Photo credit: Bluewater Adventures

Ross Campbell, Mothership Adventures

Captain Campbell is also a retired helicopter pilot and will be responsible for liaising with a local helicopter company for picking-up and transferring debris to a marine barge.

Photo credit: Tavish Campbell

Eric Boyum, Ocean Adventures Charter Company

Owner Eric Boyum’s 39 years’ experience as a captain, his years in commercial fishing, and as a firefighter in West Vancouver for 25 years, bring his specialized skills to this project. As well as working on shore with his team, Eric is the SSTOABC liaison with the Heiltsuk Nation, Heiltsuk Horizon, (who own and operate the tug and barge involved in the clean up), as well as the Kitasoo Xai’xais Nation and their community's Spirit Bear Lodge.
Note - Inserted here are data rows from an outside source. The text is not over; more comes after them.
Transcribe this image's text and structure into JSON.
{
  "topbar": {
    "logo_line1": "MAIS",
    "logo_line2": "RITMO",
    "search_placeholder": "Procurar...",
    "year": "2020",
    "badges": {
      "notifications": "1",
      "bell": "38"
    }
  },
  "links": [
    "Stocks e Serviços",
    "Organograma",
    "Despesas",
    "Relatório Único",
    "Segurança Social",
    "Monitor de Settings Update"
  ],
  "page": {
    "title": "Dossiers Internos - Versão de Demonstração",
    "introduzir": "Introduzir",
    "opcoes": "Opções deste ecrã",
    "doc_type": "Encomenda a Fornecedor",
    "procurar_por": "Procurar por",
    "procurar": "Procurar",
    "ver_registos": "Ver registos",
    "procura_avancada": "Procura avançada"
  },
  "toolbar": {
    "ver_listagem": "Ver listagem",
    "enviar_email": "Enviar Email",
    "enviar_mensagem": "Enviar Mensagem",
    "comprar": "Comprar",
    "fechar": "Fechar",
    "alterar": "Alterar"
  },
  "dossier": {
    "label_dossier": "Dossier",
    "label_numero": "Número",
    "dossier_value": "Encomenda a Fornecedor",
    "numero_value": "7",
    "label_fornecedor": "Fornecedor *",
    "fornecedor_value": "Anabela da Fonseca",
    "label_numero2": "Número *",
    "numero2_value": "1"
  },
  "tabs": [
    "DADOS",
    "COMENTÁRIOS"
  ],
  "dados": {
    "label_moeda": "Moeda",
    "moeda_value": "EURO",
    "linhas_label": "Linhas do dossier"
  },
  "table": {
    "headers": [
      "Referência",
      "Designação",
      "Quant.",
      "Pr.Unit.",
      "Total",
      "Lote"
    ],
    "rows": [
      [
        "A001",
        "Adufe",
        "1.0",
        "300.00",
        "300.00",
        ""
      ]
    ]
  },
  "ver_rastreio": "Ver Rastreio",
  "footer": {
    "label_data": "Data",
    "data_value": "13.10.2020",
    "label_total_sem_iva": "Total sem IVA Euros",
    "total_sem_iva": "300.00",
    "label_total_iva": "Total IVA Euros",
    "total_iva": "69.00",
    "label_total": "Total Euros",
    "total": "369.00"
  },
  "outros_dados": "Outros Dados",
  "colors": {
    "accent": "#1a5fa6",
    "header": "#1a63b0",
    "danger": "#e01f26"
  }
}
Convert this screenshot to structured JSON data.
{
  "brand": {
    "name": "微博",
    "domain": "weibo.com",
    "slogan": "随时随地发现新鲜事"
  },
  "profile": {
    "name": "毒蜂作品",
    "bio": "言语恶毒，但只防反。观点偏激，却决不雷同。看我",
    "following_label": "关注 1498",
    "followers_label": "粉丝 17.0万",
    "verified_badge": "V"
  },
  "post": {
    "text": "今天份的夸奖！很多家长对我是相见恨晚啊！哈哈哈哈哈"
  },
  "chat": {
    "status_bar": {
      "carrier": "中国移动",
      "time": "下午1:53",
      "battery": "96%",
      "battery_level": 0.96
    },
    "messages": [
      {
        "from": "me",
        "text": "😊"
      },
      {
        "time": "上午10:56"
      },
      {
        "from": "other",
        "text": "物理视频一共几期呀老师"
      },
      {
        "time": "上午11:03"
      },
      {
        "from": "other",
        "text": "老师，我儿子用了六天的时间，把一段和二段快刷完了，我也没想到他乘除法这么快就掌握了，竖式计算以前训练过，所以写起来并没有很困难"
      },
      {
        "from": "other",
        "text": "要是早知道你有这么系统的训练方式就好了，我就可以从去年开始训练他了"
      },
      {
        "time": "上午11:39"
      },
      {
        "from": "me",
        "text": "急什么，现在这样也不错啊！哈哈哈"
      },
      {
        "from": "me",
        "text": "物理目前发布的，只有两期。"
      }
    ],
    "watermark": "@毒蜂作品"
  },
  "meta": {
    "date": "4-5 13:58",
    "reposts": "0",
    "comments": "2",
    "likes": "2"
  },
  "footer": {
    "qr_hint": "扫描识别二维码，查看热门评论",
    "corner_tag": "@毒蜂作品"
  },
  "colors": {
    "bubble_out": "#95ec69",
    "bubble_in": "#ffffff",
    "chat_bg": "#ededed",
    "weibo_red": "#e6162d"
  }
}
Photo credit: Trish Boyum

Scott Benton

Scott Benton has been actively involved in resource, recreation and tourism management in British Columbia for over 30 years. His passion is working with people to create practical solutions for positive social, environmental and economic outcomes.

Scott has lived throughout the Pacific Northwest and most of British Columbia. His educational background is in recreation management and public administration. He previously worked for the Province of BC holding a number of technical, management and senior management positions responsible for environmental management, land use planning and parks governance and management.

Scott joined the Wilderness Tourism Association as Executive Director in late 2016. He serves in the same capacity for the BC River Outfitters Association .

Katherine MacRae, Executive Director, Commercial Bear Viewing Association of BC

Katherine MacRae is the Executive Director for the Commercial Bear Viewing Association of BC. With over 30 years of experience in the tourism industry and a Master of Arts in Tourism Management from Royal Roads University, Katherine brings a passion for the industry to everything she does. Through Katherine’s work, she is a strong advocate for wildlife in BC and was instrumental in closing the grizzly bear hunt in December 2017.

Photo credit: Matt Cecil Photography

These small ship companies are internationally recognized, offering Signature Canadian Experiences, and have for years worked closely with Coastal First Nations honouring the protocol agreements in place. Three of the member companies have been awarded the Sustainable Tourism Awards from the Tourism Industry Association of Canada.


TOP SECTION: crew pointing: Simon Ager, Beach debris images: Small Ship Tour Operators Association of BC (SSTOA) Sea Lion: Philip Stone, birds eye of barge: Simon Ager, bottom right debris onboard: Simon Ager, BOTTOM SECTION: close up of plastics Columbia III crew; carrying white barrel Columbia III crew; crew with high vis vests and masks Columbia III crew; Kevin and Court with bags Michael Jackson

Videos / B-Roll

Media Contacts:

Deirdre Campbell, Beattie Tartan | 250.882.9199 | Deirdre.Campbell@beattiegroup.com

Vanessa Johnson, Beattie Tartan I 778.966.1183. I Vanessa.Johnson@beattiegroup.com